What to produce - Set the data down again, exactly as it reads, but without the pictures.
☆ ☆ ☆
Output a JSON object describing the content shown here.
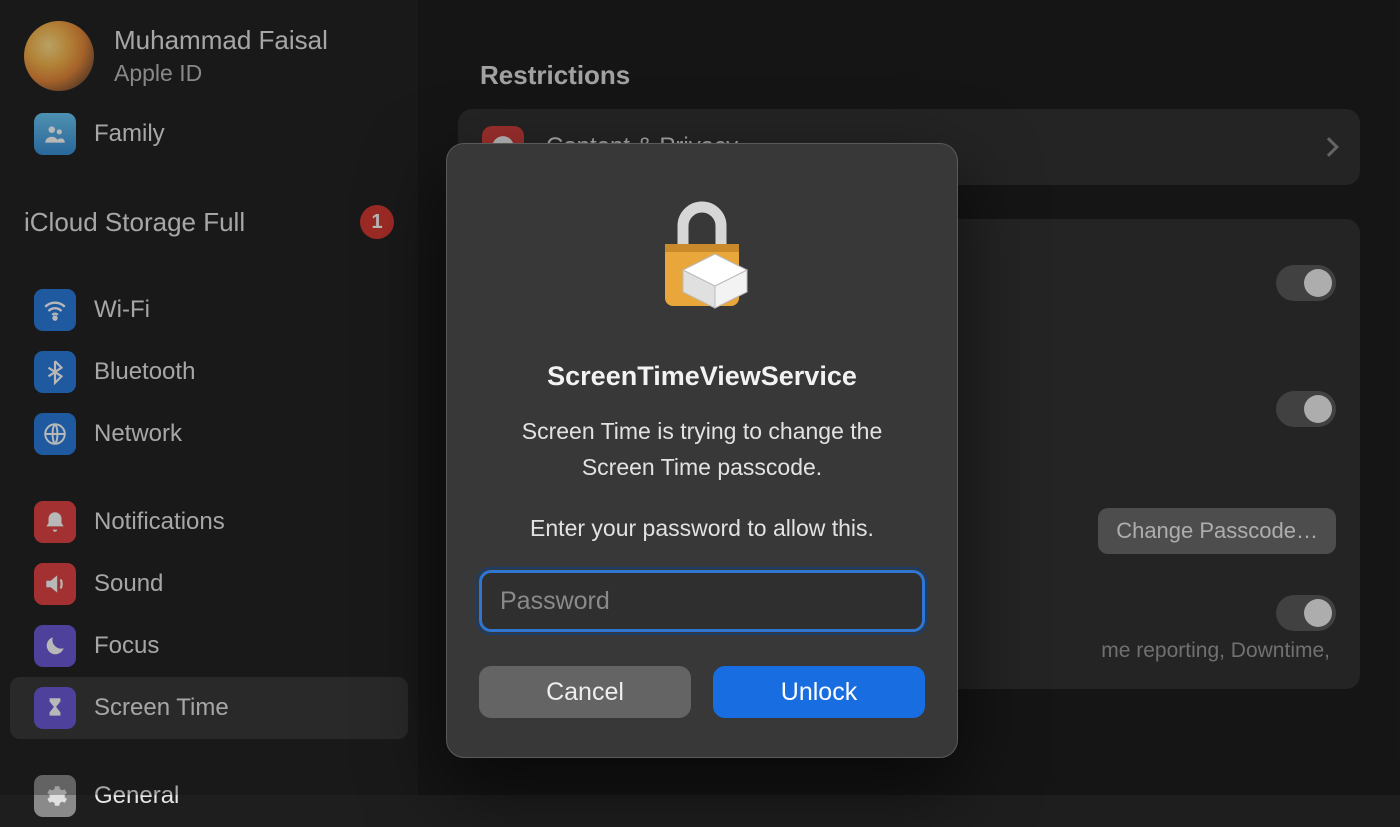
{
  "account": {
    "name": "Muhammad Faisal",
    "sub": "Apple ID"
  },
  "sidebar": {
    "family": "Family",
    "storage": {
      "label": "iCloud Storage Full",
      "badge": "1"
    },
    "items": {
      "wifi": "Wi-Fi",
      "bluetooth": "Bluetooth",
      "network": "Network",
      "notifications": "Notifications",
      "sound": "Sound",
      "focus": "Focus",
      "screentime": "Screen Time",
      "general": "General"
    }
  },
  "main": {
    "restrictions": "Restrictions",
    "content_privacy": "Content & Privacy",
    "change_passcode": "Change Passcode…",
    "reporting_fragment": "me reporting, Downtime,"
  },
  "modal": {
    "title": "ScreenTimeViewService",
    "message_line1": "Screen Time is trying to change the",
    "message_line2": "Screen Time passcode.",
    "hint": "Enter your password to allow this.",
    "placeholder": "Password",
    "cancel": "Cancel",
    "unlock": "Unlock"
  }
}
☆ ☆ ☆
Result -
Output a JSON object describing the content shown here.
{
  "account": {
    "name": "Muhammad Faisal",
    "sub": "Apple ID"
  },
  "sidebar": {
    "family": "Family",
    "storage": {
      "label": "iCloud Storage Full",
      "badge": "1"
    },
    "items": {
      "wifi": "Wi-Fi",
      "bluetooth": "Bluetooth",
      "network": "Network",
      "notifications": "Notifications",
      "sound": "Sound",
      "focus": "Focus",
      "screentime": "Screen Time",
      "general": "General"
    }
  },
  "main": {
    "restrictions": "Restrictions",
    "content_privacy": "Content & Privacy",
    "change_passcode": "Change Passcode…",
    "reporting_fragment": "me reporting, Downtime,"
  },
  "modal": {
    "title": "ScreenTimeViewService",
    "message_line1": "Screen Time is trying to change the",
    "message_line2": "Screen Time passcode.",
    "hint": "Enter your password to allow this.",
    "placeholder": "Password",
    "cancel": "Cancel",
    "unlock": "Unlock"
  }
}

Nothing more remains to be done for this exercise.